Of course new and surprising events could shuffle things again, as they have at times in the past. The politics of the event does periodically erupt. But it is not wise to count in advance on those events breaking the best way. To me, the first thing to do is to explain in sympathetic ways what kind of pressures the white working class faces today, without caving in to tendencies within a segment of this class to demonize minorities.

The second is to remind people forcefully how many times tax cuts for the rich and market deregulation have generated economic crises, starting with the Great Depression.

The third, and most fundamental, is to challenge head on Republican definitions of freedom through anti-labor and anti-consumer policies of the state joined to a vision of market self-sufficiency, elaborating a richer story of how freedom works and how deregulated markets demean it.

The fourth, which can only work if the third is under way, is to propose an ambitious jobs program that, if passed, would simultaneously rebuild the infrastructure to meet the needs of the twenty-first century, provide meaningful jobs for high school graduates, stimulate the economy, and promote real freedom for families, workers and consumers.

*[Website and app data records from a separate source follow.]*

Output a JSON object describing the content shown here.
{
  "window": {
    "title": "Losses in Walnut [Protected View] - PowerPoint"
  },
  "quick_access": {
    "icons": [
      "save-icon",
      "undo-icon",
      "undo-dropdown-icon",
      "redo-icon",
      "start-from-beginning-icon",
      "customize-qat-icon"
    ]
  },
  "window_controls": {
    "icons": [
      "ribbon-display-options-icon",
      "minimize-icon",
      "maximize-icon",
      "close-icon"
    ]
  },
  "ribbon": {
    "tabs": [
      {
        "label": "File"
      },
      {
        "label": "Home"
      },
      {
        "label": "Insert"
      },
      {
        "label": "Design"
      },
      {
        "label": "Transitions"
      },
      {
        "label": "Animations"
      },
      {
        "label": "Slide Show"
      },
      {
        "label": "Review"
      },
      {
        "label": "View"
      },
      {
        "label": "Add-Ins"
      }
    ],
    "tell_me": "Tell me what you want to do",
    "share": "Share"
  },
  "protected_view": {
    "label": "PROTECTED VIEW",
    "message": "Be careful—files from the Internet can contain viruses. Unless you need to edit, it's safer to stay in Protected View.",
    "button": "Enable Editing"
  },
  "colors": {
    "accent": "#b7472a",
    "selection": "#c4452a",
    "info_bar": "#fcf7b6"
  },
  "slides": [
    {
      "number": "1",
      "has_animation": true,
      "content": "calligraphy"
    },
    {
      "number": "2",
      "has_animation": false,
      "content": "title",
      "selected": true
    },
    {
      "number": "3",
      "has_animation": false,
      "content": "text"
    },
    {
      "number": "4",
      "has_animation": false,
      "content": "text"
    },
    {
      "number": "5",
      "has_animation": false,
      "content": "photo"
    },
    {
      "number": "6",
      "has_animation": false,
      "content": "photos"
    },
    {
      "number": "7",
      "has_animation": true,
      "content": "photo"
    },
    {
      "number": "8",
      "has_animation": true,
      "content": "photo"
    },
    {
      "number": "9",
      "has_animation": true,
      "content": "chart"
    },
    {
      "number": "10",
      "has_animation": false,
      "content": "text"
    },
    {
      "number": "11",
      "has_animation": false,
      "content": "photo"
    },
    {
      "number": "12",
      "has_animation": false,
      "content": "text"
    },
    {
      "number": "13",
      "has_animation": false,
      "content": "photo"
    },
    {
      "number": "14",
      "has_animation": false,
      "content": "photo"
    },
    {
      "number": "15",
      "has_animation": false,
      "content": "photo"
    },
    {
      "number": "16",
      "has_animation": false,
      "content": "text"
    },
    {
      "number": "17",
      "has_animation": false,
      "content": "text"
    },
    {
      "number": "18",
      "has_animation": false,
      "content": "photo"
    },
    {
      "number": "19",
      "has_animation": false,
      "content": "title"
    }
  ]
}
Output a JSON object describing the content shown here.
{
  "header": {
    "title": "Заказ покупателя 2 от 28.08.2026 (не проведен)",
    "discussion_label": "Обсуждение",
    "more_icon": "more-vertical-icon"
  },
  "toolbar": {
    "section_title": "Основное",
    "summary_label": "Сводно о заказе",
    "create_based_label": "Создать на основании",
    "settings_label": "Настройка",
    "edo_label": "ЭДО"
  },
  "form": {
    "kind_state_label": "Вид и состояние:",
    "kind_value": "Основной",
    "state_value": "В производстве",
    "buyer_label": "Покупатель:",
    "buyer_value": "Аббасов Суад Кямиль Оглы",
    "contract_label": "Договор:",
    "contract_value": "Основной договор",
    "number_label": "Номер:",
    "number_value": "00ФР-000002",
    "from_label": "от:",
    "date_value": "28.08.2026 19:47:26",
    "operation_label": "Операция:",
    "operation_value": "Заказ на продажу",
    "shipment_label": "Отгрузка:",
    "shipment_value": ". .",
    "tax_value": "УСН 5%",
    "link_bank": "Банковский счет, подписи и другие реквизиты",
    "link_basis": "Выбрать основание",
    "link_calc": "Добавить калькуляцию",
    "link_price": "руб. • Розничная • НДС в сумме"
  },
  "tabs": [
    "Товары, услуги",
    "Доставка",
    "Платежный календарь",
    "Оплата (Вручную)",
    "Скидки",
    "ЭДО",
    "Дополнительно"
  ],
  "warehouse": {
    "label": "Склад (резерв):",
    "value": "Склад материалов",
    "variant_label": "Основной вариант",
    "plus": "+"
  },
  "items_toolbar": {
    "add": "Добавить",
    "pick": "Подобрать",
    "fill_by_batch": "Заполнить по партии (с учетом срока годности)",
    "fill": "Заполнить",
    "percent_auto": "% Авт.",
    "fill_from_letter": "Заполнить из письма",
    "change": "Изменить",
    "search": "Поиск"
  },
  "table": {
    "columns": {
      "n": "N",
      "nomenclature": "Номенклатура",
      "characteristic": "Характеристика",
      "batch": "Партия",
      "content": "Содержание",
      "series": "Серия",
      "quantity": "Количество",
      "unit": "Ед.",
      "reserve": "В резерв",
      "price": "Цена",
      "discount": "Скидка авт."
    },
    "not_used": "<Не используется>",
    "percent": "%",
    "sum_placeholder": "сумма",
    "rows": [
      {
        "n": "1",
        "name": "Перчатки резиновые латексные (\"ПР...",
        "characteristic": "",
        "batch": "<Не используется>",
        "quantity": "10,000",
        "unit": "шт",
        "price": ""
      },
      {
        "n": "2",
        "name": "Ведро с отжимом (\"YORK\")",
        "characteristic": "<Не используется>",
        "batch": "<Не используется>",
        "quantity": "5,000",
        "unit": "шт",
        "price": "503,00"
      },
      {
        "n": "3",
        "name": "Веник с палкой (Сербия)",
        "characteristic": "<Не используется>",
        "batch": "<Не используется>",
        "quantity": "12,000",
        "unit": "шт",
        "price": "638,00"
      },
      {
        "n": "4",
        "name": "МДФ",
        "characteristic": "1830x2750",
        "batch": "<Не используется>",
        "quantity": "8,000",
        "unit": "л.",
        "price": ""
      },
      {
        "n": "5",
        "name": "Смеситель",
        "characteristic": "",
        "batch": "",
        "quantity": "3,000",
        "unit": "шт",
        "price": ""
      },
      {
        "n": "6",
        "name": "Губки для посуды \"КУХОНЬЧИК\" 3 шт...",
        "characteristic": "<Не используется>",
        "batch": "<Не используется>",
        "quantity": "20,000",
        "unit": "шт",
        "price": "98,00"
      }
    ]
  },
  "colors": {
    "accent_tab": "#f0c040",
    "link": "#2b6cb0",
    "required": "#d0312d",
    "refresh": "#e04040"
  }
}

The fifth is to insist, against the grain of the Republican story, that tax increases for the rich and a regulated economy are desperately needed to avoid a new version of the most recent meltdown.

To me, the third element provides the lynch pin.

Such a counter formula is insufficient to our troubled time. But it may provide a needed start. It might create sufficient momentum to attract a larger minority of white working class voters to join a vibrant assemblage of the young, gays, Hispanics, African Americans, many women and a growing constellation of Jews, Muslims and Christians who are ashamed of the way their faiths have been represented by the religious right.


  1. This is excellent. I especially like the way Bill emphasizes the predisposition to accept Fox et al's concept of freedom and markets. Too many on the Left suggest the Tea Party and their like are merely a creation of the corporate media and such wealthy scions as the Koch brothers.

    I would take partial exception to the glowing praise of the GM/Chrysler bailout. Obama was surely correct in pushing the bailout without which the Midwest would have experienced Depression- like conditions. Nonetheless, here as with the stimulus Obama missed an opportunity at the least to do some political education. The terms of the bailout, just like in the case of Greece, required the UAW to make huge concessions, most especially a whole different wage scale for new hires, sure to fragment the working class. (Of course the UAW itself has a history of premature concessions on issues like this.)

    Do a thought experiment here. (This one is shamelessly indebted to Michael Best and William Connolly discussion of the late seventies Chrysler rescue.) What if Obama had proposed a bailout contingent on a new corporate model, one which would stress worker representation on the board, a greater role in planning for production line workers, emphasis on more ecologically suitable transportation? Could he have carried the day on this? Probably not, but once again this would put in play issues that might well appeal to some of the concerns and insecurities that underlay the retreat of some white working class to market fundamentalism.

    From a larger historical perspective, I would suggest that Keynesian liberalism's relative lack of attention to the "blue collar blues" along with the racism and sexism with which they interacted played a big role in the breakdown of the New Deal consensus.

  2. Thanks, Bill, I join John Buell above in thinking you've hit on many key points here, especially the emotional investment in alpha male freedom as independence and mastery. I would point out that one especially intense point of anxiety is employment-based health care, and with it the idea that losing your job will expose your kids to life without insurance. So there's a lot of free-floating anxiety which can be focused on right-wing scapegoats.